A warning for those running an external monitor off a laptop; buy a laptop-cooling pad. They are cheap, most run off a USB port on a computer, and most importantly they keep your laptop from over heating and breaking. If you use an external monitor with the laptop open you may be safe without a cooling pad, but if you close the laptop and run an external monitor you run the risk of overheating.

Chair: No home office is complete without a comfortable chair to sit in. If you are a freelance writer, there is a chance you spend upwards of eight hours a day sitting at your desk and therefore deserve a nice seat. Even if you have a relatively small desk, there is no reason why you should not use a large comfortable chair. If you are uncomfortable while working you will get less done and end the day in pain.

Decoration: Your home office should be clean, but not barren. I like to keep a small plant on my desk and a few larger plants throughout the room. It also never hurts to have a few framed pictures on the walls. Be careful when decorating, too little and you will feel like you are in prison cell, too much decoration and you are bound to get distracted from your work. If you find yourself getting distracted remove the distracting items and see if you get more work done.

Accessories: A good pair of computer speakers will do wonders for your home office. Playing music while working can relax you thus increase productivity. Just be cautious to not let a good sound system tempt you into watching online videos for hours on end when you should be working.

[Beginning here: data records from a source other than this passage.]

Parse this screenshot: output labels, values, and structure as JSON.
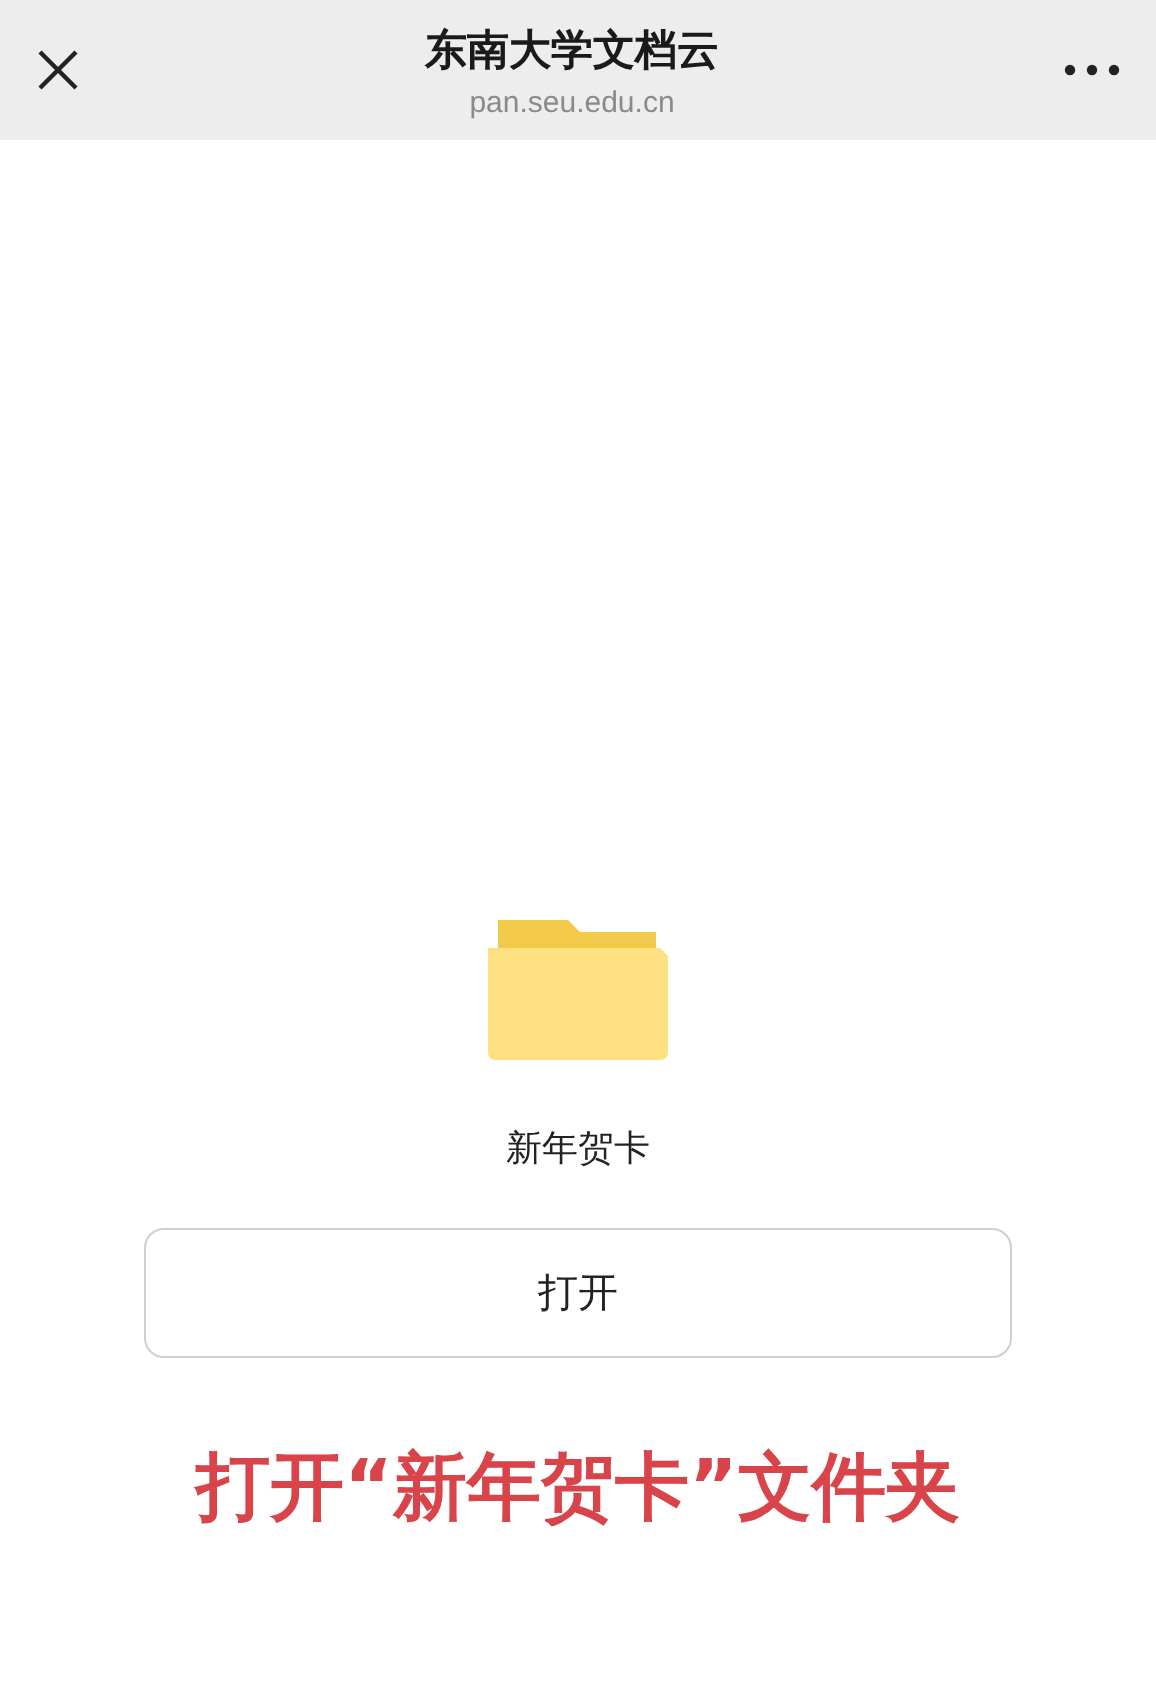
{
  "header": {
    "title": "东南大学文档云",
    "subtitle": "pan.seu.edu.cn"
  },
  "folder": {
    "name": "新年贺卡"
  },
  "button": {
    "label": "打开"
  },
  "caption": "打开“新年贺卡”文件夹"
}
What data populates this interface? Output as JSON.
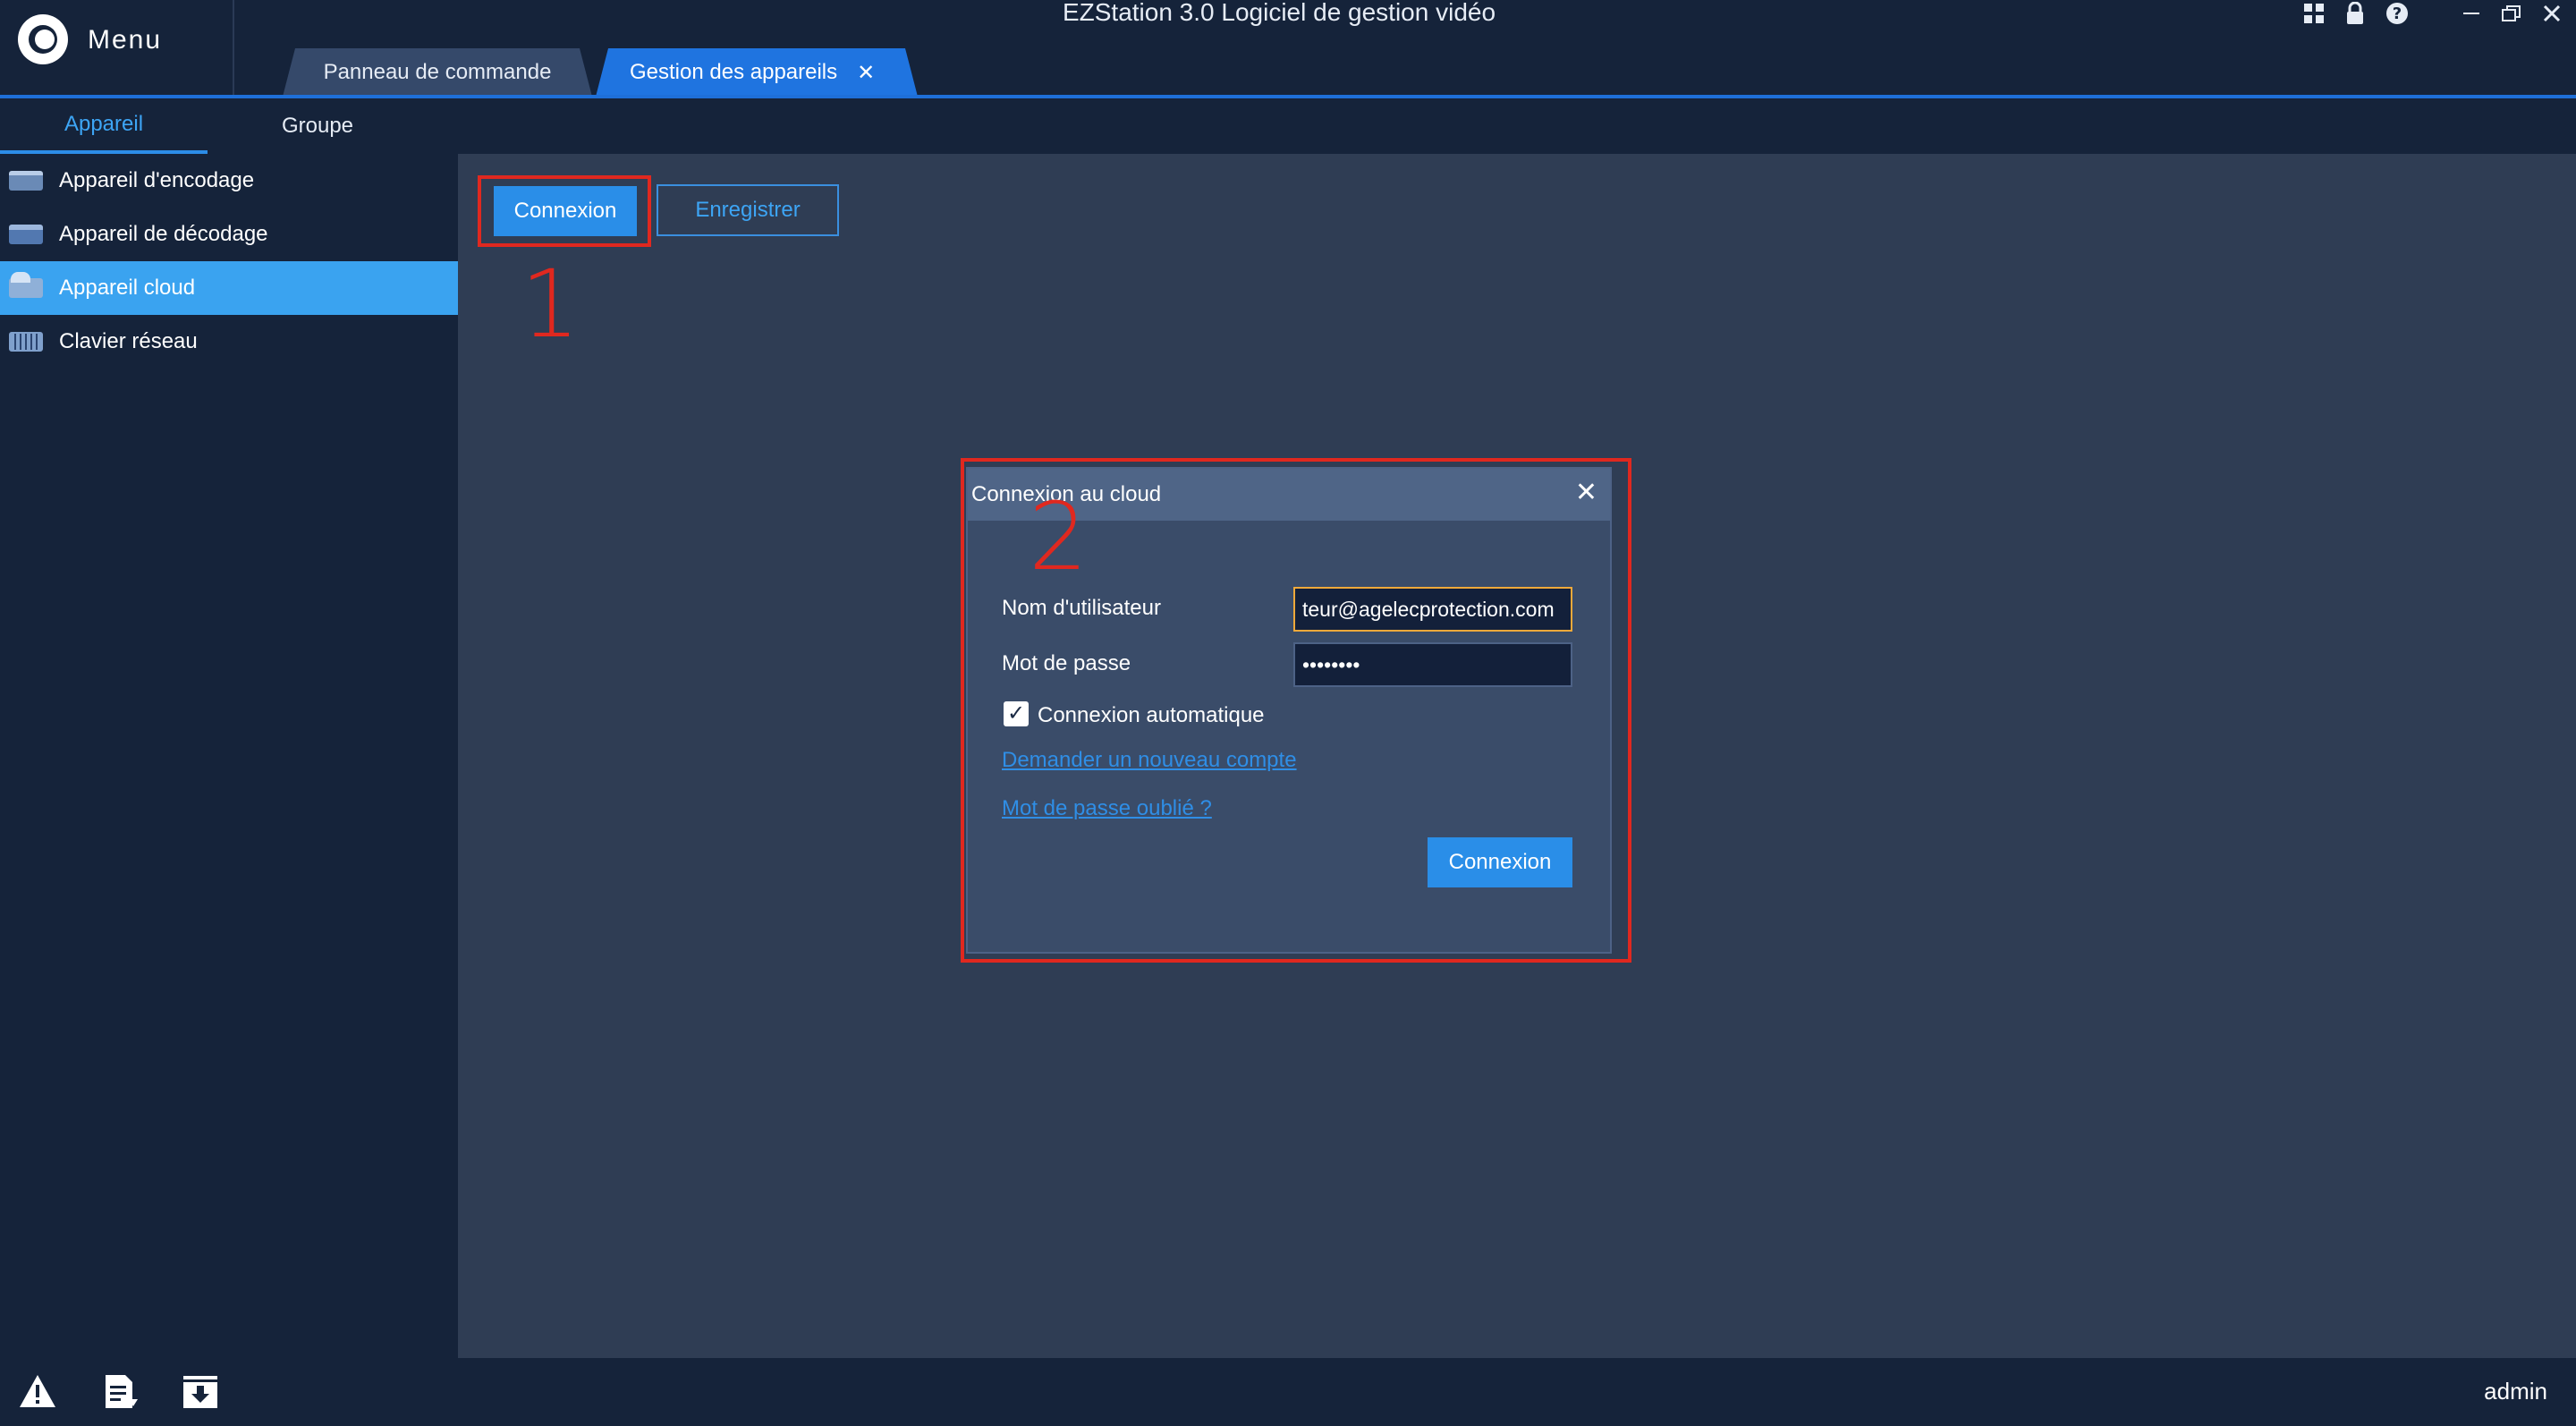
{
  "window": {
    "title": "EZStation 3.0 Logiciel de gestion vidéo",
    "menu_label": "Menu",
    "icons": [
      "layout-icon",
      "lock-icon",
      "help-icon",
      "minimize-icon",
      "restore-icon",
      "close-icon"
    ]
  },
  "tabs": [
    {
      "label": "Panneau de commande"
    },
    {
      "label": "Gestion des appareils",
      "close": "✕"
    }
  ],
  "subtabs": [
    {
      "label": "Appareil",
      "active": true
    },
    {
      "label": "Groupe"
    }
  ],
  "sidebar": {
    "items": [
      {
        "label": "Appareil d'encodage",
        "icon": "encoder-icon"
      },
      {
        "label": "Appareil de décodage",
        "icon": "decoder-icon"
      },
      {
        "label": "Appareil cloud",
        "icon": "cloud-device-icon",
        "active": true
      },
      {
        "label": "Clavier réseau",
        "icon": "keyboard-icon"
      }
    ]
  },
  "toolbar": {
    "login_label": "Connexion",
    "register_label": "Enregistrer"
  },
  "annotations": {
    "step1": "1",
    "step2": "2",
    "highlight_color": "#e0281f"
  },
  "dialog": {
    "title": "Connexion au cloud",
    "close": "✕",
    "username_label": "Nom d'utilisateur",
    "username_value": "teur@agelecprotection.com",
    "password_label": "Mot de passe",
    "password_value": "••••••••",
    "auto_login_label": "Connexion automatique",
    "auto_login_checked": true,
    "new_account_link": "Demander un nouveau compte",
    "forgot_password_link": "Mot de passe oublié ?",
    "submit_label": "Connexion"
  },
  "statusbar": {
    "icons": [
      "alarm-icon",
      "log-icon",
      "download-icon"
    ],
    "user": "admin"
  },
  "colors": {
    "accent": "#2a8ee8",
    "sidebar_active": "#3aa3f0",
    "background": "#2f3d54",
    "chrome": "#15233a"
  }
}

If you are using a laptop you may benefit from a wireless mouse and keyboard, or at least an external mouse and keyboard. These will let you sit back from the computer and are the only way to interface with the device if you are using an external display with the computer closed. Laptop users should also look into adding a multi-port USB hub to their home office. This will expand the amount devices you can plug into your computer, making room for external hard drives, synching devices, and running more hardware.

Some writers and media professionals like to outfit their home office with a USB monitor. This not only opens up more screen real estate but also does not tax your computer’s graphics card. These small, seven-inch screens can be used to keep IM, Photoshop palates, and research out of the way but still easily seen.

Share.

About Author

Leave A Reply